I'm jumping in at challenge #7: Tops & Toes, though with only a week to go, I don't entirely expect to get this one finished by the deadline, but I do need a new hat, so it's good to get started. Getting started involed making wool felt this evening, because while I'm willing to cheat and buy my buckram stiffening, there's nothing quite like your own hand fulled felt to make a hat with.

And challenge #8: UFOs & PHDs, that's UnFinished Objects and Project Half Done, has me digging out my silk stockings to finish sewing them up, so this challenge has already been worth it... provided I get them finished of course.

Tuesday, 1 April 2014

Accessorising the Accessories

I gave into an impulse to pick up some gold jump rings last week and got a project done that's been a year waiting!

When competing in the Realm of Venus Italian Renaissance Costume Competition two years ago, the very competition that started this blog!, I made a little embroidered flag fan as one of my accessories. I love this little flag. It's bright and lovely, and actually functions both as a flag and a sun shade. But when it was out, it always had to be in my hands. I needed a chain.

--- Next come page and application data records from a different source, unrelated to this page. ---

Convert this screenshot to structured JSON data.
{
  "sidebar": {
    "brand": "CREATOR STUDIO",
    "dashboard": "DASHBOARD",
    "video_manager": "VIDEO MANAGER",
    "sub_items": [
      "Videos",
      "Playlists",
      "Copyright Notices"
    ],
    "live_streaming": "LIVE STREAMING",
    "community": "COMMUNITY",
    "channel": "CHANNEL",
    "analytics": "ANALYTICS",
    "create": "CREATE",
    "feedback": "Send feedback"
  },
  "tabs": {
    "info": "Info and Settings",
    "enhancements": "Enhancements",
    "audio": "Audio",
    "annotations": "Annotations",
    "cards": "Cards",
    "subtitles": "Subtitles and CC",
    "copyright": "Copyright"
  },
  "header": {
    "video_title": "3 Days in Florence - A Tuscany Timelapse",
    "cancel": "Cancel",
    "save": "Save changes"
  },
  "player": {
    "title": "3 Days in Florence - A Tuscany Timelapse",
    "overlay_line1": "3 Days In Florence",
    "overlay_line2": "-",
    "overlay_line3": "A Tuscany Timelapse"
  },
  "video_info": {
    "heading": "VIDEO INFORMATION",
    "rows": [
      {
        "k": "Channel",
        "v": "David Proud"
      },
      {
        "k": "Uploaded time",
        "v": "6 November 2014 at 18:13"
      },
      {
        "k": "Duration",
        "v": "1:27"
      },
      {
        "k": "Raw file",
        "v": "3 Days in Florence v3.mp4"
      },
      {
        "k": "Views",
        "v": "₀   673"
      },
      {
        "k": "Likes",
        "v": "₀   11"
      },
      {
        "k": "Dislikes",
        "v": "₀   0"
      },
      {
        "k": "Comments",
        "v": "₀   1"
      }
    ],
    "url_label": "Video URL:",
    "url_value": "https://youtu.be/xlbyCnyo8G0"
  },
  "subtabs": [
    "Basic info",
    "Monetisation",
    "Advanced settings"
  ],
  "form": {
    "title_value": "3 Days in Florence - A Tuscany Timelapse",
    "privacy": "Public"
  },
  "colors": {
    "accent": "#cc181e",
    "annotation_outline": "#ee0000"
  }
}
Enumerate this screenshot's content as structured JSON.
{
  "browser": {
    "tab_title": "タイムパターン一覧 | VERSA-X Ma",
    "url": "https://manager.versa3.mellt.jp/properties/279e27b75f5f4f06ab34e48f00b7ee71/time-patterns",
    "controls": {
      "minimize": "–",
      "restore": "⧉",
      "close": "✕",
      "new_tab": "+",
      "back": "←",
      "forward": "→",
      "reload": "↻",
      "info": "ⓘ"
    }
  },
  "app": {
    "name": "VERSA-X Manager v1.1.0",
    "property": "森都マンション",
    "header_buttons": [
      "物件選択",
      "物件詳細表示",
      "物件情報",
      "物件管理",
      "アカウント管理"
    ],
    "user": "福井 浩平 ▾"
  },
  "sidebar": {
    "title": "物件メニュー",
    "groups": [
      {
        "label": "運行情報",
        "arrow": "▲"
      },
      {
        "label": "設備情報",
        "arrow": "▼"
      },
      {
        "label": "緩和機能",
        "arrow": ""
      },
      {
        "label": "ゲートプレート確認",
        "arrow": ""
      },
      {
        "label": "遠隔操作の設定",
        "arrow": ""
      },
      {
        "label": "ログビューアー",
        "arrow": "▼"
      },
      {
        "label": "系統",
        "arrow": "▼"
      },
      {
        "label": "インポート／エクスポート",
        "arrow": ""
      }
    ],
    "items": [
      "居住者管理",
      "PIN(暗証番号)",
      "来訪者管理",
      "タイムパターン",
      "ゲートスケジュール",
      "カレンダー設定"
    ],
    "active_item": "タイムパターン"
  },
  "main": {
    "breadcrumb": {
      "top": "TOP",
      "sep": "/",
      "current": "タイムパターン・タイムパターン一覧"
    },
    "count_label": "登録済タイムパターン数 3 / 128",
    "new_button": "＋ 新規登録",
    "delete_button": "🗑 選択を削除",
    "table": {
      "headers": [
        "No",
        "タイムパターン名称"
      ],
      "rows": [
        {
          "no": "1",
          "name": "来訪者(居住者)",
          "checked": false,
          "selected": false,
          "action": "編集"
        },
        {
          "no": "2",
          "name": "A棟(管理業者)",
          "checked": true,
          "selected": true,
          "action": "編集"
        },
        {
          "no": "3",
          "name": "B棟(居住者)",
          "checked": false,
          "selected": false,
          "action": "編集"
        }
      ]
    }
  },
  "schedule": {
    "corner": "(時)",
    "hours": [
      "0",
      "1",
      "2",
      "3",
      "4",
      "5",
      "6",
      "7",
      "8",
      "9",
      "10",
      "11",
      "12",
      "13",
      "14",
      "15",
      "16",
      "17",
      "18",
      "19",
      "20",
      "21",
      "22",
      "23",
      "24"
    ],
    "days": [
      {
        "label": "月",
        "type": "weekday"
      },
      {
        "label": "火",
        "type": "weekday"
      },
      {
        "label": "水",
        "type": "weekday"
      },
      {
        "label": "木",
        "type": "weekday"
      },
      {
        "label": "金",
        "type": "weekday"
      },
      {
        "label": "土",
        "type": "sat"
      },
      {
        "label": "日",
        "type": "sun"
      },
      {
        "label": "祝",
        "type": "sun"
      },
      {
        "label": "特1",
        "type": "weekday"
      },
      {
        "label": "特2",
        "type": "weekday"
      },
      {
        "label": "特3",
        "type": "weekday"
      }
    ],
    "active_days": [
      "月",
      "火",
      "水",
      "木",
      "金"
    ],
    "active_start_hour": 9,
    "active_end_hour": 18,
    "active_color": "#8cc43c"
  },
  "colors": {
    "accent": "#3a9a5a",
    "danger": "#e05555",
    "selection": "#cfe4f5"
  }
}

I dedcided to make up some rosebud chain maille as the focal point of my chain. It's a very simple technique that looks quiet elegant, and it easy to put together, so I've taken some pictures to show just how it's done.

For my rosebud jump rings, I used 8mm rings, prepurchased, so I'm not entirely sure of the guage of the wire. For each bud you'll need three rings, two of which are opened, and one which remains closed. It's easier if all the rings which need to be opened are opened before you begin.

Take one ring and slip it through the closed ring. Close the open ring. The third ring needs to go through both rings, then close it up. Lay the rings down together, and they all fall into a lovely little circle that ressembles a rosebud.
The only thing left to decide is how to join them together. I wasn't sure, so I experimented with a few looks. The top pair of rosebuds are joined by two 6mm rings, the next set by two 8mm rings and the bottom pair by three sets of 6mm pairs. The bottom style won out and I got to making. It all, the chain took about 100 8mm rings (allowing for the few inevitable escapies) and about 2/3's of a pack of 6mm rings.

The finished chain allows the fan to hang from my waist to about knee length, and is long enough that I can easily fan myself without pulling the chain taut. It's a little too short to be a sun shade without being detached, but it gives plenty of scope for playing with it, all the better to show off the bling.